Other ways to dry green wood is to microwave the wood in short bursts until it is dry; it is very easy to burn the wood. On a very small scale this might be OK. Another way is to place green turnings in dry wood chips, works well but again this process takes time.
Let’s jump ahead and start working on our dried rough turned bowl. Some types of wood will have small checks, these can be turned out. There will also be some warping which can also be turned out. Some species wood will crack and warp no matter what you do, Pacific Madrone (Arbutus menxiesii), is one; very petty wood. The only way I have been able dry this wood is let it slowly air dry and then work around the cracks and warping.
Your bowl has been finished both inside and outside and sanded to least 250 grit. Some wood turners will sand way out to 600 or more, this can be a detriment to your project because the finish will not stick to the wood if it is too smooth, read the manufactures instructions. Most finishes; waxes, varnishes, oil, water based products and lacquer all recommend sanding the surface to 250 grit. One of my favorite finishes is “Dalys Profin”, Gloss; this is a wipe on and wipe off oil product, leaves a very nice finish.
The final step is to finish the bottom of the bowl; this is called reverse chucking.
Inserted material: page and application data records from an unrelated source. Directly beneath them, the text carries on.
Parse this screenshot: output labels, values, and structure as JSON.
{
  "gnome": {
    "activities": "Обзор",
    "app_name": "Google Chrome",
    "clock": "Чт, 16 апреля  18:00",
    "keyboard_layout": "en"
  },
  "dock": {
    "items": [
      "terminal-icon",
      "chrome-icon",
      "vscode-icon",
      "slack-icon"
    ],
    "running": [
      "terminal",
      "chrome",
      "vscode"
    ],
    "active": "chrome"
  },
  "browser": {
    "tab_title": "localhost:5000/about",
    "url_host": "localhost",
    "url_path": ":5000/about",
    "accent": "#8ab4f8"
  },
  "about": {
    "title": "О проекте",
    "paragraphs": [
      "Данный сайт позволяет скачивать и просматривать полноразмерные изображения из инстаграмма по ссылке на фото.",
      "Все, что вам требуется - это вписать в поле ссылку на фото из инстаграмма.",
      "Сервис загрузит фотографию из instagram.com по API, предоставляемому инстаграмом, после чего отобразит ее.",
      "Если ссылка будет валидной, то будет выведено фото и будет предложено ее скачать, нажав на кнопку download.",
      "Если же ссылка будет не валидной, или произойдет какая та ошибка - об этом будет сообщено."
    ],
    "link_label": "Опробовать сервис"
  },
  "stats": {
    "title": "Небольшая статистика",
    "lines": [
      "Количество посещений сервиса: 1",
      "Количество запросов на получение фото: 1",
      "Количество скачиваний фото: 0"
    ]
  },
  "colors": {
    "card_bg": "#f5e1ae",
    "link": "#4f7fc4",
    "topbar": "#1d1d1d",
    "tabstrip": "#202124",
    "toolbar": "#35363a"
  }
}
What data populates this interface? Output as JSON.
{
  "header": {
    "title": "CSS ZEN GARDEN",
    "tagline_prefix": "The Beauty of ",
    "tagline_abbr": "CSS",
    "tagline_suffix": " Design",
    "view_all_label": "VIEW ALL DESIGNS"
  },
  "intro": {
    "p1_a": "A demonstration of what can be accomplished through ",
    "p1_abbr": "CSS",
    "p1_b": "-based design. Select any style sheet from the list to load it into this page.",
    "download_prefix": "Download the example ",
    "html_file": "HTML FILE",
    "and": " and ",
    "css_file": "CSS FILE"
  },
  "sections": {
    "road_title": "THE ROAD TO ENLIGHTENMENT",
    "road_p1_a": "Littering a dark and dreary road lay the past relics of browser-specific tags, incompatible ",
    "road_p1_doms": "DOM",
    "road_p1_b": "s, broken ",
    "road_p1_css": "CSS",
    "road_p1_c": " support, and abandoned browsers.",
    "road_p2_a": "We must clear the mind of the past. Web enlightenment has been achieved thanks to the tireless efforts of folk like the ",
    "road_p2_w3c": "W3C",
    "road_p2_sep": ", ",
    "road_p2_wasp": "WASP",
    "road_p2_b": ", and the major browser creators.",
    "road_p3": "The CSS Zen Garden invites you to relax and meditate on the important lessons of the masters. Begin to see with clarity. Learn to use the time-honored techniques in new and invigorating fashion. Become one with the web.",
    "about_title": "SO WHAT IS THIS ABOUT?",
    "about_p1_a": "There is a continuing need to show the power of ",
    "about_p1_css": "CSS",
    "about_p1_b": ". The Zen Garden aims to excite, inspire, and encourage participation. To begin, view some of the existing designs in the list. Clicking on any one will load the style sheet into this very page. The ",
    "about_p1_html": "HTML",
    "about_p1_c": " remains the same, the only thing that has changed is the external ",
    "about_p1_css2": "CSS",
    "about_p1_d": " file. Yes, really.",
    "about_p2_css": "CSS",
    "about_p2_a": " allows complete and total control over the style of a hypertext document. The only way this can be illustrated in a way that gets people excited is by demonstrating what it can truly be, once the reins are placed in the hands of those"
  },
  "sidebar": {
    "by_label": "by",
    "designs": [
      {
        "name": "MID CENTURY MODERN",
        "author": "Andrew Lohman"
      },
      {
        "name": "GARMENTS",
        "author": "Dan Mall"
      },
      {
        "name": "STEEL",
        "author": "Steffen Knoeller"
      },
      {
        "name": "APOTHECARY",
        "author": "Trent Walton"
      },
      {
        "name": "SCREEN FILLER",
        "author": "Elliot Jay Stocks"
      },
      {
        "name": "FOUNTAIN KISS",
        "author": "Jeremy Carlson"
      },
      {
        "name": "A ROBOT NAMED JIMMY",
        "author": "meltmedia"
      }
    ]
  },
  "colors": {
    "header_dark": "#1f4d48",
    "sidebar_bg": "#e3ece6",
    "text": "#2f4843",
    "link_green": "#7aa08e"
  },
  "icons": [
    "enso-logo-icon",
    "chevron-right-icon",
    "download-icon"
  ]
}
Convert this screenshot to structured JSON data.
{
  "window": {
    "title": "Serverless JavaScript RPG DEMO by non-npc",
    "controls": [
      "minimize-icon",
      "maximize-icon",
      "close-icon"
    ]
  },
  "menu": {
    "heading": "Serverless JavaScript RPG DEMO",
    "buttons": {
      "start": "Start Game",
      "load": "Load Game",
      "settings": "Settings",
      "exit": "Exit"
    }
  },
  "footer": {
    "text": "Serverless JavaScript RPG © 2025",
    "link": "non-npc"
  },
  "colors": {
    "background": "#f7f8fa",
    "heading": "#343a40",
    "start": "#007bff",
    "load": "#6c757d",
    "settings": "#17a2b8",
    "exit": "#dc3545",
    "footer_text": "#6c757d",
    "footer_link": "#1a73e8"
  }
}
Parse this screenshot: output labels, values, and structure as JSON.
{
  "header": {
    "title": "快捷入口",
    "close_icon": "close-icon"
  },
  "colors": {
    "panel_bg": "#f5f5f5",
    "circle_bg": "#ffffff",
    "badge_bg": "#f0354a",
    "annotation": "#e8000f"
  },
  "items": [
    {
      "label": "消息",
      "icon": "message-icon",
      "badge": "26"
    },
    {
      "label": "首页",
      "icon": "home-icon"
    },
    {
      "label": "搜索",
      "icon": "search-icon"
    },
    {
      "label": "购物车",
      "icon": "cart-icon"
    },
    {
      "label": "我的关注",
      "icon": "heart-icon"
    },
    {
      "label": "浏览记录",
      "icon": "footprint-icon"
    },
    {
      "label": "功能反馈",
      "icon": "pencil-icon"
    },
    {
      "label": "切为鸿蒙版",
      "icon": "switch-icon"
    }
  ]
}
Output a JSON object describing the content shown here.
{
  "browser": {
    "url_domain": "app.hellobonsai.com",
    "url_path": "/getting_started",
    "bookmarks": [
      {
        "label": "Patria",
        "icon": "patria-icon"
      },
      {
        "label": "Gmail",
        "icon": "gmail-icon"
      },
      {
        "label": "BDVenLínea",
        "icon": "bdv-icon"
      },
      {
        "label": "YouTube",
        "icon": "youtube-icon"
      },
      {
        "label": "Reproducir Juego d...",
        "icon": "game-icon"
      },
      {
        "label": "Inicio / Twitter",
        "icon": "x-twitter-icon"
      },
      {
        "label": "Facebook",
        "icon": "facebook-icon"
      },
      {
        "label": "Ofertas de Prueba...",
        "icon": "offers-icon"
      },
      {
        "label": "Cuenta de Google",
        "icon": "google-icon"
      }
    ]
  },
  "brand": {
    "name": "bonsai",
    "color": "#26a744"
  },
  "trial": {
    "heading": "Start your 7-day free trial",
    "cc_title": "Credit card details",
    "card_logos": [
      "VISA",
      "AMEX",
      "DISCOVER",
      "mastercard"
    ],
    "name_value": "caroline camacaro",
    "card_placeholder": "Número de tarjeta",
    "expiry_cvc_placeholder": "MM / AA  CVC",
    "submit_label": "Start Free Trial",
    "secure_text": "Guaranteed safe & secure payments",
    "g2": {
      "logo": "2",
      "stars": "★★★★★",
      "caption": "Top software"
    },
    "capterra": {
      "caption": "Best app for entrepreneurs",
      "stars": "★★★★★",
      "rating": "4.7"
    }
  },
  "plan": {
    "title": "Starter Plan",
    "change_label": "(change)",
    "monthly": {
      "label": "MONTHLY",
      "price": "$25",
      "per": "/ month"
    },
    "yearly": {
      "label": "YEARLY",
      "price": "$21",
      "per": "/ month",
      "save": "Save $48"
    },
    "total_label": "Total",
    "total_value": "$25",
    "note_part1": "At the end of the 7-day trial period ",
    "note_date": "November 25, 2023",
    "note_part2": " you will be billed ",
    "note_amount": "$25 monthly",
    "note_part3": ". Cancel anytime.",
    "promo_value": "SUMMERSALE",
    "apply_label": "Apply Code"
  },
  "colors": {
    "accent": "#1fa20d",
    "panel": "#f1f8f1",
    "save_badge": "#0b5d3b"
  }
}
There are mega or jumbo jaws available that will attach to your scroll chuck; the shape of the edge of the bowl will make or break your ability to hold the bowl in the chuck. If your bowl has a smooth even edge the jumbo jaws are good. My preferred method is vacuum chucking, as long as the bottom is smooth with no holes it is bullet proof. At sea level a six inch vacuum cup has about 400 pounds of holding force.
Centering the turning on the vacuum chuck is the hardest part. The best way to center the bowl on the vacuum cup is to use a scroll chuck with a reverse “Chucking Alignment Adapter” which is inserted into the tail stock. The tail stock, with the bowl is brought forward to the vacuum cup almost touching and locked down to stabilize the bowl. Turn on the vacuum and advance the quill to the vacuum cup. After the bowl is sucked tight to the vacuum cup loosen the scroll chuck and withdraw the tail stock. Turn the bottom.
When I turn the bottom I like to leave a small foot for the bowl to rest on, this creates a shadow under the lower edge of the bowl, makes for a nicer presentation.